> [TO DO]: The word "retur" marks the lines to copy; find all of them in the entries below.

Entries taken from a collection:

- Opening Delimiter -

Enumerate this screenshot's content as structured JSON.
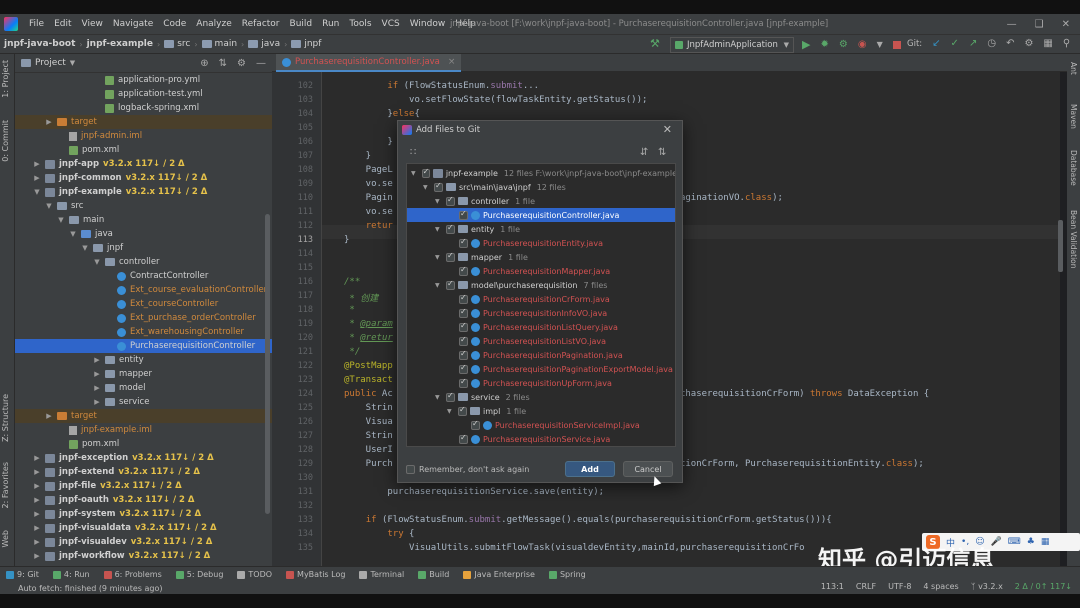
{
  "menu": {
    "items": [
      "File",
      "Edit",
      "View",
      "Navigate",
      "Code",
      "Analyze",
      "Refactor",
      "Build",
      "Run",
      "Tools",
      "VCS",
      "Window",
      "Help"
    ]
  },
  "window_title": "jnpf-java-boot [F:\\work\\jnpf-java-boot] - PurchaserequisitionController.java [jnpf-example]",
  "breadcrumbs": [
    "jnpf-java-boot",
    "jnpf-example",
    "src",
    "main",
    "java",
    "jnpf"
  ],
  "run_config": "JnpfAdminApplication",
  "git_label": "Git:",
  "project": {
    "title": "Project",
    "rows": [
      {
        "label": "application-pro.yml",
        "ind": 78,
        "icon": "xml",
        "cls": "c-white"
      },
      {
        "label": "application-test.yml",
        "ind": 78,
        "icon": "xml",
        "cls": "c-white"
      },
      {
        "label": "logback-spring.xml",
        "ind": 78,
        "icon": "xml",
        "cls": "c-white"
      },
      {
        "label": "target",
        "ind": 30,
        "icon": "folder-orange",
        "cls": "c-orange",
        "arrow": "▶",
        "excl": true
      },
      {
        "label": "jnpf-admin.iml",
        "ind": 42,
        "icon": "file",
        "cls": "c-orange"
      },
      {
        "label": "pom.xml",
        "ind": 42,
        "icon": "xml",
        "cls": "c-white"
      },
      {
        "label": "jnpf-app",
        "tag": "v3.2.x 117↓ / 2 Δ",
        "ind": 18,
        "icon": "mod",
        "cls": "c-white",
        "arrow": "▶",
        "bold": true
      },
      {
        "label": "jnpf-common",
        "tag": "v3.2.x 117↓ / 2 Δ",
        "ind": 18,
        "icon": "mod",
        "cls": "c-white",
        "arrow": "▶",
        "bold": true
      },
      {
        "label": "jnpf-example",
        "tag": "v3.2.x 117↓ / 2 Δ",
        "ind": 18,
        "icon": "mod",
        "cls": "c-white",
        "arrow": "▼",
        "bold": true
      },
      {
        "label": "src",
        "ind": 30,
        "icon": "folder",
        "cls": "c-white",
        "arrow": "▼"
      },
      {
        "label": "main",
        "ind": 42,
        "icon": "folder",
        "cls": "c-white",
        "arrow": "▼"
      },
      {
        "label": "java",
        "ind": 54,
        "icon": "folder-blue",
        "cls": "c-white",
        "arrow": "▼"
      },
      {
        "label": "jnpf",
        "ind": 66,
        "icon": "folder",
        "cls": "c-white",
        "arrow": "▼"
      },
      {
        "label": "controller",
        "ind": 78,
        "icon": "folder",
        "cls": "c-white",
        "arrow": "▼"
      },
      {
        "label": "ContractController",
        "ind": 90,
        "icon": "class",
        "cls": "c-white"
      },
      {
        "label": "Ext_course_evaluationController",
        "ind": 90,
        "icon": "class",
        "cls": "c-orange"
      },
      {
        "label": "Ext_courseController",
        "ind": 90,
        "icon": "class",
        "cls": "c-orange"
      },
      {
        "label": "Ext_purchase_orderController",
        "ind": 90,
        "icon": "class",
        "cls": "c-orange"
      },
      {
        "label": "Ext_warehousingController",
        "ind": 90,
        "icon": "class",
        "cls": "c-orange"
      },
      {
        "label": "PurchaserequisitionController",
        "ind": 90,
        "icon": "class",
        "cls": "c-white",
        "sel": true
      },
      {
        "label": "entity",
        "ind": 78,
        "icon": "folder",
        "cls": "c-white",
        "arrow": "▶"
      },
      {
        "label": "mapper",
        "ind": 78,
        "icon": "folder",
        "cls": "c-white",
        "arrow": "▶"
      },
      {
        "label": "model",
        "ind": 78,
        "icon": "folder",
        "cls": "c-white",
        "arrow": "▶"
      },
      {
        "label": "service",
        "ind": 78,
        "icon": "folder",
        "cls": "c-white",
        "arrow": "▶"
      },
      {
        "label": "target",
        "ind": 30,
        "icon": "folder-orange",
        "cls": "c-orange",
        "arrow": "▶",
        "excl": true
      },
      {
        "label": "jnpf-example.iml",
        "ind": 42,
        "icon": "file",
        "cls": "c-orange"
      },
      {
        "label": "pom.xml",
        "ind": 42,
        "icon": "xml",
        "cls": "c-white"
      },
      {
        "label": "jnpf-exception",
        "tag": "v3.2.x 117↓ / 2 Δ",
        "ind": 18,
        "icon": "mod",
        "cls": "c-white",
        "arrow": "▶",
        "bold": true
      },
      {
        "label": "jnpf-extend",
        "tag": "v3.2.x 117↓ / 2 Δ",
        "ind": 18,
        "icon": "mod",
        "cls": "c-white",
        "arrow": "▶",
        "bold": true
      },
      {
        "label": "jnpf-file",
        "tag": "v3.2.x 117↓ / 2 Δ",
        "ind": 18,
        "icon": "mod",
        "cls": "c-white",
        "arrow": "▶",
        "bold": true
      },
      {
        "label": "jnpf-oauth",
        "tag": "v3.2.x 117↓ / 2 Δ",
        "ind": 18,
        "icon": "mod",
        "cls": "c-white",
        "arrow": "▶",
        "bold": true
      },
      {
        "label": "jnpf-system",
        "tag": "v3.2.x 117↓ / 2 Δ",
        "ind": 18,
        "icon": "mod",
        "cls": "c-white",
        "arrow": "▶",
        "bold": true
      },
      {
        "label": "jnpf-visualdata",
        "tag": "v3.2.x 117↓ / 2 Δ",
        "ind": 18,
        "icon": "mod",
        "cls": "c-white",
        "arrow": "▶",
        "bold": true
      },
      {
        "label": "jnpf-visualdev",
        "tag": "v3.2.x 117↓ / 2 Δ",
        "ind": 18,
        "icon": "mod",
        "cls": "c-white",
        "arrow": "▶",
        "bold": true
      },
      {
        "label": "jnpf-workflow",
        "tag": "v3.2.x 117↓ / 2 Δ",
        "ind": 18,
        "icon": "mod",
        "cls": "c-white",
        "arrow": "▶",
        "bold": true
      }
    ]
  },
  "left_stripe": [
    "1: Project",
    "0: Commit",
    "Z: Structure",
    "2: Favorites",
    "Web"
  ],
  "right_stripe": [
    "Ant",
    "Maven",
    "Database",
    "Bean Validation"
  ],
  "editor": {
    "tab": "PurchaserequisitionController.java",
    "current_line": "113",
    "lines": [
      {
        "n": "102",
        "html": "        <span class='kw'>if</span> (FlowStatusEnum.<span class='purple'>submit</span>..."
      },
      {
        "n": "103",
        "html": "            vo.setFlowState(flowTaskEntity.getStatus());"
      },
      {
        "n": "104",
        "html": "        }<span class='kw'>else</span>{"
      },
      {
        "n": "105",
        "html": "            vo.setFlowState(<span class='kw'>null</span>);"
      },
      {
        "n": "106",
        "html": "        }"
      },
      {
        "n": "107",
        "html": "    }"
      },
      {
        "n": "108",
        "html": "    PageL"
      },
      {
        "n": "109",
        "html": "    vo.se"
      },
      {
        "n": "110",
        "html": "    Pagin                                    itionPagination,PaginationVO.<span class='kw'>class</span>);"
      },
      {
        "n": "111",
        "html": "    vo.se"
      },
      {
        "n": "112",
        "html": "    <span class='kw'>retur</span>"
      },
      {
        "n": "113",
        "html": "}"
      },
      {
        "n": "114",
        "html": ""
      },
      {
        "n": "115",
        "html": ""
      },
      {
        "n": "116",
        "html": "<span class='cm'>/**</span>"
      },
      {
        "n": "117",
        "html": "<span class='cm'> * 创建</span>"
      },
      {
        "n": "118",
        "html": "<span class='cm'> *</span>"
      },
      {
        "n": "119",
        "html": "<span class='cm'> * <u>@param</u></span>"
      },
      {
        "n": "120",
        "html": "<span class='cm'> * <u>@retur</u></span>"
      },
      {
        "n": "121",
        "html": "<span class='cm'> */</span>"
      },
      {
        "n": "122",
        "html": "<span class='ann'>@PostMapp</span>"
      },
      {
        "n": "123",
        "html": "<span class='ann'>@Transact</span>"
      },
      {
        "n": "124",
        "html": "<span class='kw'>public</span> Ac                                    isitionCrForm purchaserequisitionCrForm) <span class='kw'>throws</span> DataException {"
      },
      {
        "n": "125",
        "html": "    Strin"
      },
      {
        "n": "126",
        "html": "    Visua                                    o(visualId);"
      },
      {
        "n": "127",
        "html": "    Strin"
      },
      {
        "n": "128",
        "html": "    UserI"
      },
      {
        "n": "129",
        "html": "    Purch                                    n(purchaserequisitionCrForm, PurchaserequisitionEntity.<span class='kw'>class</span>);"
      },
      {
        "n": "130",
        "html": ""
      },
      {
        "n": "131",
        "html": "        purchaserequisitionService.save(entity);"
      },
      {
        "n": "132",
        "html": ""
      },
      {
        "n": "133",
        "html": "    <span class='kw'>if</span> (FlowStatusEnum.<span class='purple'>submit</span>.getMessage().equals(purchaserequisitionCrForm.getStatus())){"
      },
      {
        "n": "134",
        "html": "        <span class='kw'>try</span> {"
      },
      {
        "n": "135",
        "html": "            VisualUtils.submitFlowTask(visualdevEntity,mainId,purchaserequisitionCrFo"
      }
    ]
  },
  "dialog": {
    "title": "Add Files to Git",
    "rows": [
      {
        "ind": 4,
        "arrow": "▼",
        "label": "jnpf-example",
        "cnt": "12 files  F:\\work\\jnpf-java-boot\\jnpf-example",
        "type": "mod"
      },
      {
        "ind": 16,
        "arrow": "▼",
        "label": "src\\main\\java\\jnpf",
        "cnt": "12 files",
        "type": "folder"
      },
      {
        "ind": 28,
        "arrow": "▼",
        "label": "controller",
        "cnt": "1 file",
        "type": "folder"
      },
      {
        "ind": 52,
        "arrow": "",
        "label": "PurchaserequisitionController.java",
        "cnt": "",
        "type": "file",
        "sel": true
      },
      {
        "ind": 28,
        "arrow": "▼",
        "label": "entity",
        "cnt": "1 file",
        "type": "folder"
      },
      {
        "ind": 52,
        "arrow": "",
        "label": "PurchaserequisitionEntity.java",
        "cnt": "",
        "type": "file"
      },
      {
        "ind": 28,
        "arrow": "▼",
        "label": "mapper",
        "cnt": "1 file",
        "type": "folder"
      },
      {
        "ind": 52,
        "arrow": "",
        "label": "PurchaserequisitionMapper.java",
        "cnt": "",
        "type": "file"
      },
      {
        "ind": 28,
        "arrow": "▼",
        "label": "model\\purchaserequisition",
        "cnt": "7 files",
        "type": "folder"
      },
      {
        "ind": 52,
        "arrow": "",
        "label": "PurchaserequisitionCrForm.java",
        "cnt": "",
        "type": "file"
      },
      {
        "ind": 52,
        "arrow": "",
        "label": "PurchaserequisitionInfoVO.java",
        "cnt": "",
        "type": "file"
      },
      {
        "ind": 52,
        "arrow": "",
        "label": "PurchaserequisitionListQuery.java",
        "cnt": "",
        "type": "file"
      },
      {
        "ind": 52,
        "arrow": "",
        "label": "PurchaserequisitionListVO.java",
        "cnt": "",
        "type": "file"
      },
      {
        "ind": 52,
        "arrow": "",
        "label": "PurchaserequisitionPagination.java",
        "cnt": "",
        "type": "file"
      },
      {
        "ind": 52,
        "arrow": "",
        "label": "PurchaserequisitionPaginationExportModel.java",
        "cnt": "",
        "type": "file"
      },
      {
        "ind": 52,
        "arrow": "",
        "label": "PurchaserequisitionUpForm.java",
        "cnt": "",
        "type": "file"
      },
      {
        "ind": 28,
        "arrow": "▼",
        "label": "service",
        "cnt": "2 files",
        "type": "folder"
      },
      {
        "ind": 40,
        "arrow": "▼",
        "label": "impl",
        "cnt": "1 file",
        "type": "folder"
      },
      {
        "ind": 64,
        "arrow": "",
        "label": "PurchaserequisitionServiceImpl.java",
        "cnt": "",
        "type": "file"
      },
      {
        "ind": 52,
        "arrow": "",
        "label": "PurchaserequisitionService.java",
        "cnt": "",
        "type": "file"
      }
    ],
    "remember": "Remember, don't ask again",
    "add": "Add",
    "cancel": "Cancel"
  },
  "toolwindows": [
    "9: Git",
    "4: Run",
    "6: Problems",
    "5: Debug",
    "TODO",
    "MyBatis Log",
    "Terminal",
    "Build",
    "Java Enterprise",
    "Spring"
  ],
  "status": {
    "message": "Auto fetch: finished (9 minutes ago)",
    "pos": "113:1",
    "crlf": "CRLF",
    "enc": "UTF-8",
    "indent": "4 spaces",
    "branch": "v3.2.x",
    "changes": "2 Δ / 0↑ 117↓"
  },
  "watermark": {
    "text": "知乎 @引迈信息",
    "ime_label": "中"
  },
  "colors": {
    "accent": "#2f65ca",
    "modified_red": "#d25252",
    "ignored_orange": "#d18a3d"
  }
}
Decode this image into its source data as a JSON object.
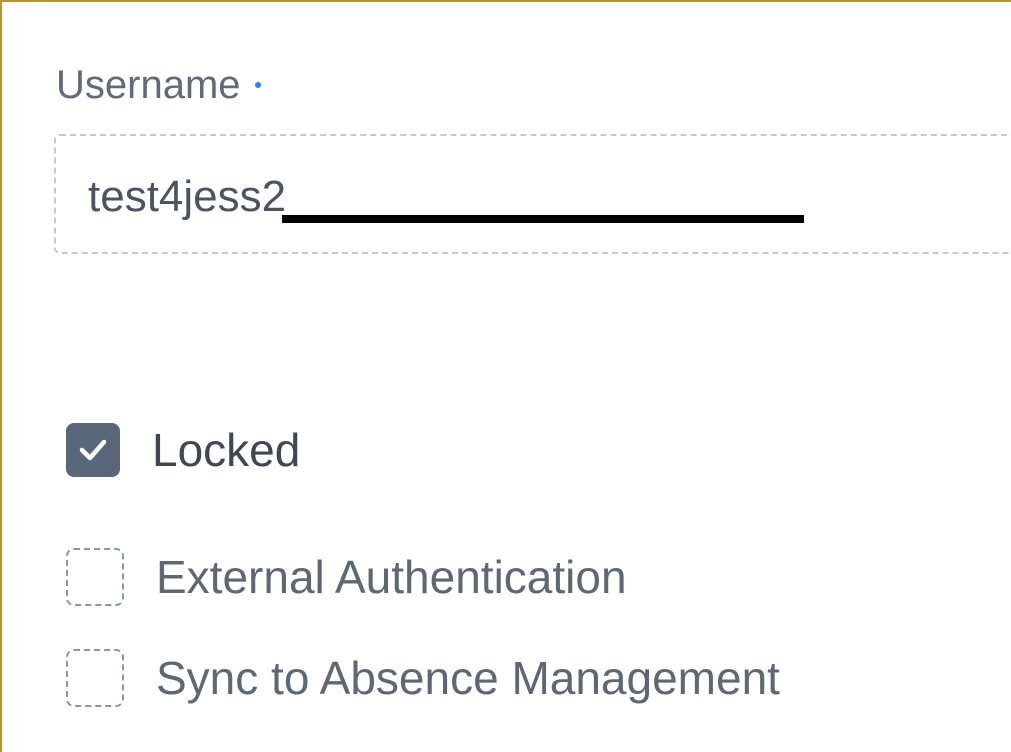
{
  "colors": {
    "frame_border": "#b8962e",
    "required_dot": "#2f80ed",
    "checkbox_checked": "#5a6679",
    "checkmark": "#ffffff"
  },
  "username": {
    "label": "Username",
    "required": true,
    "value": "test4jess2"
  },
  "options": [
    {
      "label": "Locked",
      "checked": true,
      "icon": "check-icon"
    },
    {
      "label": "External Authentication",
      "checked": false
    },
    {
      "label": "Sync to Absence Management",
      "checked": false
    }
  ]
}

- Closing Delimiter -

> [EXERCISE RESULT]:
        "html": "    <span class='kw'>retur</span>"
        "html": "<span class='cm'> * <u>@retur</u></span>"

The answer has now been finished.